Single-gene speciation with pleiotropy: Effects of allele dominance, population size, and delayed inheritance

Yamamichi, M. & Sasaki, A. ORCID: (2013). Single-gene speciation with pleiotropy: Effects of allele dominance, population size, and delayed inheritance. Evolution 67 (7) 2011-2023. 10.1111/evo.12068.

Full text not available from this repository.


Single-gene speciation is considered to be unlikely, but an excellent example is found in land snails, in which a gene for left-right reversal has given rise to new species multiple times.
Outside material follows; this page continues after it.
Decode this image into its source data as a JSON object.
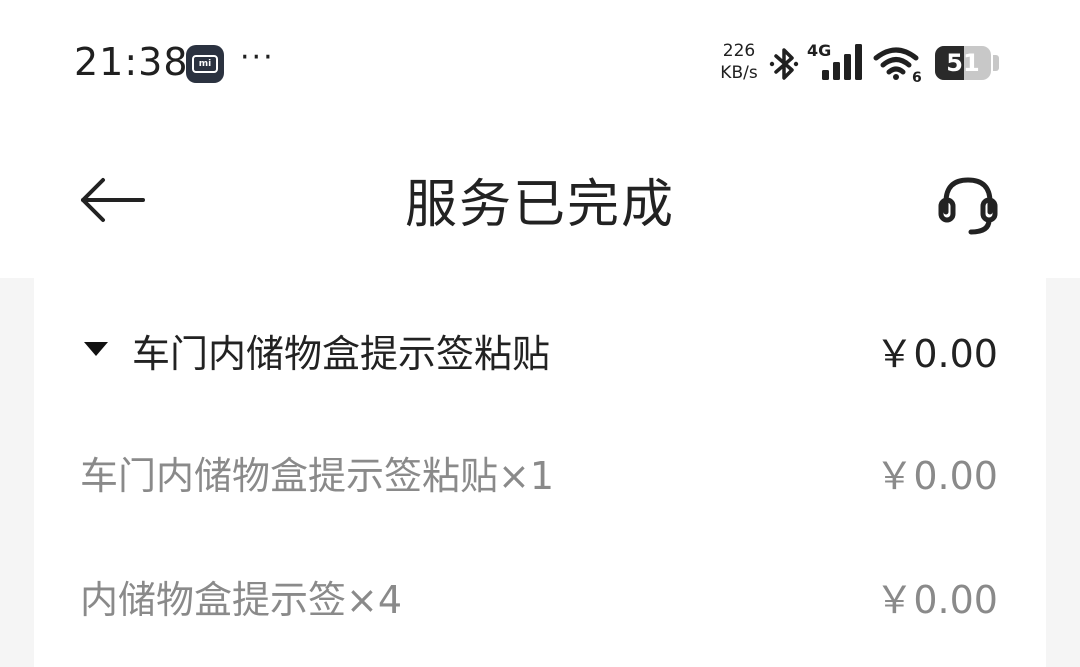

This reversal might be facilitated by their small population sizes and maternal effect (i.e., "delayed inheritance," in which an individual's phenotype is determined by the genotype of its mother). Recent evidence suggests that a pleiotropic effect of the speciation gene on antipredator survival may also promote speciation. Here we theoretically demonstrate that, without a pleiotropic effect, in small populations the fixation probability of a recessive mutant is higher than a dominant mutant, but they are identical for large populations and sufficiently weak selection. With a pleiotropic effect that increases mutant viability, a dominant mutant has a higher fixation probability if the strength of viability selection is sufficiently greater than that of reproductive incompatibility, whereas a recessive mutant has a higher fixation probability otherwise. Delayed inheritance increases the fixation probability of a mutant if viability selection is sufficiently weaker than reproductive incompatibility. Our results clarify the conflicting effects of viability selection and positive frequency-dependent selection due to reproductive incompatibility and provide a new perspective to single-gene speciation theory.
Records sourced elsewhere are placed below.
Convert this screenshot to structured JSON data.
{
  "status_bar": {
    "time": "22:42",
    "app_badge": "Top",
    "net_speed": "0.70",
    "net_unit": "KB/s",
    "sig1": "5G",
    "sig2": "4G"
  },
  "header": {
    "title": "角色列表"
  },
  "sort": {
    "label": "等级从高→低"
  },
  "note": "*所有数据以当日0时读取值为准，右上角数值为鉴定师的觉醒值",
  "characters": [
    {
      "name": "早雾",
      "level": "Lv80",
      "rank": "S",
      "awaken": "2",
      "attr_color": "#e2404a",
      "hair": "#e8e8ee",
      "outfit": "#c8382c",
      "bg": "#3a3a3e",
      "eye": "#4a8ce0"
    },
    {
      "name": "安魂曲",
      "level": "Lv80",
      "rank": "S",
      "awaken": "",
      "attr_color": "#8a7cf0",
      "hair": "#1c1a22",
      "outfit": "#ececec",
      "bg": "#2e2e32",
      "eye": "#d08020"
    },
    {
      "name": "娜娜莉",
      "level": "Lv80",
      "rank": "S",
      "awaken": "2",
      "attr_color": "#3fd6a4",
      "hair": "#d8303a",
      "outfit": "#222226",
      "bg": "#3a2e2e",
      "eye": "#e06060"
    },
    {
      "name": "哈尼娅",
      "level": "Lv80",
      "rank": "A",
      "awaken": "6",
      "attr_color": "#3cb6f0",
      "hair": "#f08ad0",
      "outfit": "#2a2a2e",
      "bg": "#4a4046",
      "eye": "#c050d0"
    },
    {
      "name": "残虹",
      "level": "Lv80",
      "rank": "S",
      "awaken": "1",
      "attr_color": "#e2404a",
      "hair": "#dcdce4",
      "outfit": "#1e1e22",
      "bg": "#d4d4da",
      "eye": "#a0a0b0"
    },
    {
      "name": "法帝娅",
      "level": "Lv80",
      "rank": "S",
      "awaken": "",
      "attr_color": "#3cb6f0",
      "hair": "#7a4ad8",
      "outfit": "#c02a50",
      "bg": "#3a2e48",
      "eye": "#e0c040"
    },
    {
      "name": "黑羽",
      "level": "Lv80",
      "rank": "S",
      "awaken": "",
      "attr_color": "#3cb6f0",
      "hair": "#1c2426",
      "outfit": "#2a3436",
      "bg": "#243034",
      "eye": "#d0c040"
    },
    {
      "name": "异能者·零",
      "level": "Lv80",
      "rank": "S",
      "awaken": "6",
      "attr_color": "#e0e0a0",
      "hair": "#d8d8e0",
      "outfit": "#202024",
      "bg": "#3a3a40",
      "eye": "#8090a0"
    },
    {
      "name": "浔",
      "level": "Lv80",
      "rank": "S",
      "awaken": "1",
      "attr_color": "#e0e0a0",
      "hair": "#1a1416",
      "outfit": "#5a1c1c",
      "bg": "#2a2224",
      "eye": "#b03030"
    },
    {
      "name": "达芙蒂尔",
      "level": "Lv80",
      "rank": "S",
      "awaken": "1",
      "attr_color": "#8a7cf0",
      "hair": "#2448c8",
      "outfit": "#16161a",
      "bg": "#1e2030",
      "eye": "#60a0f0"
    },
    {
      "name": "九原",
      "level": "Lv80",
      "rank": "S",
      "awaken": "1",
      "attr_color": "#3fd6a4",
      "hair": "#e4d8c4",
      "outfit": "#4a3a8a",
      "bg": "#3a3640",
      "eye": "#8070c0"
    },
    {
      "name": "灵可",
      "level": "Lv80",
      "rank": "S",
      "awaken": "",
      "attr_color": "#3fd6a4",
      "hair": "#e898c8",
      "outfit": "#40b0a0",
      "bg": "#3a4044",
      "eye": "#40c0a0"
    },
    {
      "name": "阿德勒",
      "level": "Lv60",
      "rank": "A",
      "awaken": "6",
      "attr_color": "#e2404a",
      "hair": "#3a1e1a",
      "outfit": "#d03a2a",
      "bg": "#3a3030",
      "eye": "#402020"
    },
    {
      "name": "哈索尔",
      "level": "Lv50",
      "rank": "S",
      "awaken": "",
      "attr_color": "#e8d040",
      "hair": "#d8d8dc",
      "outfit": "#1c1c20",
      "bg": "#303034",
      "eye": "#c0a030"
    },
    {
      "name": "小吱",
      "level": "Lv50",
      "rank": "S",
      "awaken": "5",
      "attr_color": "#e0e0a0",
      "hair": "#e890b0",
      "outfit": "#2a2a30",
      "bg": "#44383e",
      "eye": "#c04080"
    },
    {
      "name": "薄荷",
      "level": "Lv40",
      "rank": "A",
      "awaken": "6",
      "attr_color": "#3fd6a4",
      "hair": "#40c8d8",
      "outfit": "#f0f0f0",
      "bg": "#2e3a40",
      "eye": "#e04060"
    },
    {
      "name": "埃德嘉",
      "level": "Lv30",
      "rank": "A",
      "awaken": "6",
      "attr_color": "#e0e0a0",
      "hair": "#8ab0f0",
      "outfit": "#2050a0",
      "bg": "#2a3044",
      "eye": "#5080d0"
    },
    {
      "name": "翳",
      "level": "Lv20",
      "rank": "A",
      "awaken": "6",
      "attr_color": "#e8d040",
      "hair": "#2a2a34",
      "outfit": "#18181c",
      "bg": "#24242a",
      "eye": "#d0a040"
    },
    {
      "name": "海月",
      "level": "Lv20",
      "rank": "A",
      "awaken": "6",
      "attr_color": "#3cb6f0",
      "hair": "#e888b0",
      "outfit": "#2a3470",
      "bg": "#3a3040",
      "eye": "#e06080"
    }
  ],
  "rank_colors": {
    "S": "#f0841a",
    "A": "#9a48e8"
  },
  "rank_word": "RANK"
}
Item Type: Article
Uncontrolled Keywords: Ecological speciation; Fixation probability; Magic trait; Maternal effect; Positive frequency-dependent selection; Speciation gene
Research Programs: Evolution and Ecology (EEP)
Bibliographic Reference: Evolution; 67(7):2011-2023 (July 2013) (Published online 6 March 2013)
Depositing User: IIASA Import
Date Deposited: 15 Jan 2016 08:49
Last Modified: 01 Jul 2019 08:01

Actions (login required)
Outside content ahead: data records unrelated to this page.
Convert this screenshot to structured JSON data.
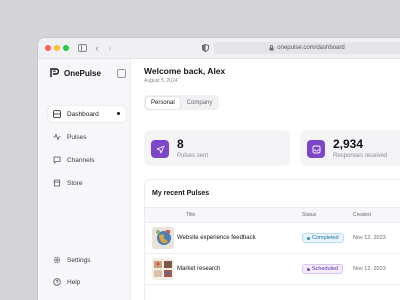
{
  "browser": {
    "url": "onepulse.com/dashboard"
  },
  "sidebar": {
    "brand": "OnePulse",
    "items": [
      {
        "label": "Dashboard",
        "icon": "grid-icon",
        "active": true
      },
      {
        "label": "Pulses",
        "icon": "activity-icon"
      },
      {
        "label": "Channels",
        "icon": "chat-icon"
      },
      {
        "label": "Store",
        "icon": "store-icon"
      },
      {
        "label": "Settings",
        "icon": "gear-icon"
      },
      {
        "label": "Help",
        "icon": "help-icon"
      }
    ]
  },
  "header": {
    "welcome": "Welcome back, Alex",
    "date": "August 5, 2024"
  },
  "tabs": [
    "Personal",
    "Company"
  ],
  "stats": [
    {
      "value": "8",
      "label": "Pulses sent",
      "icon": "send-icon"
    },
    {
      "value": "2,934",
      "label": "Responses received",
      "icon": "inbox-icon"
    }
  ],
  "recent": {
    "title": "My recent Pulses",
    "columns": [
      "Title",
      "Status",
      "Created"
    ],
    "rows": [
      {
        "title": "Website experience feedback",
        "status": "Completed",
        "created": "Nov 12, 2023"
      },
      {
        "title": "Market research",
        "status": "Scheduled",
        "created": "Nov 12, 2023"
      }
    ]
  },
  "colors": {
    "accent": "#7c46c8",
    "completed": "#2a8fd6",
    "scheduled": "#7c46c8"
  }
}
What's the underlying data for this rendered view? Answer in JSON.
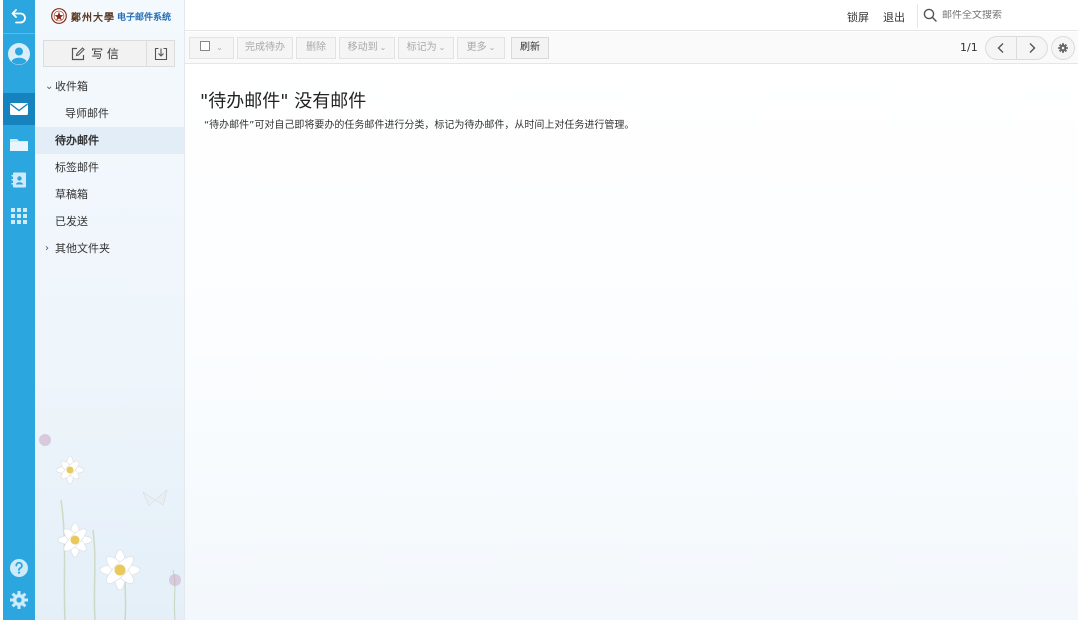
{
  "rail": {
    "items": [
      {
        "name": "back-icon"
      },
      {
        "name": "avatar"
      },
      {
        "name": "mail-icon"
      },
      {
        "name": "folder-icon"
      },
      {
        "name": "contacts-icon"
      },
      {
        "name": "apps-grid-icon"
      },
      {
        "name": "help-icon"
      },
      {
        "name": "gear-icon"
      }
    ],
    "accent": "#2ba6df",
    "active": "#1683bf"
  },
  "logo": {
    "name": "鄭州大學",
    "subtitle": "电子邮件系统"
  },
  "sidebar": {
    "compose_label": "写 信",
    "folders": [
      {
        "label": "收件箱",
        "level": "top",
        "expanded": true
      },
      {
        "label": "导师邮件",
        "level": "sub"
      },
      {
        "label": "待办邮件",
        "level": "top",
        "active": true
      },
      {
        "label": "标签邮件",
        "level": "top"
      },
      {
        "label": "草稿箱",
        "level": "top"
      },
      {
        "label": "已发送",
        "level": "top"
      },
      {
        "label": "其他文件夹",
        "level": "top",
        "expanded": false
      }
    ]
  },
  "header": {
    "lock_label": "锁屏",
    "logout_label": "退出",
    "search_placeholder": "邮件全文搜索"
  },
  "toolbar": {
    "complete_label": "完成待办",
    "delete_label": "删除",
    "move_label": "移动到",
    "mark_label": "标记为",
    "more_label": "更多",
    "refresh_label": "刷新",
    "page_info": "1/1"
  },
  "main": {
    "empty_title": "\"待办邮件\" 没有邮件",
    "empty_desc": "“待办邮件”可对自己即将要办的任务邮件进行分类，标记为待办邮件，从时间上对任务进行管理。"
  }
}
View Item View Item

International Institute for Applied Systems Analysis (IIASA)
Schlossplatz 1, A-2361 Laxenburg, Austria
Phone: (+43 2236) 807 0 Fax:(+43 2236) 71 313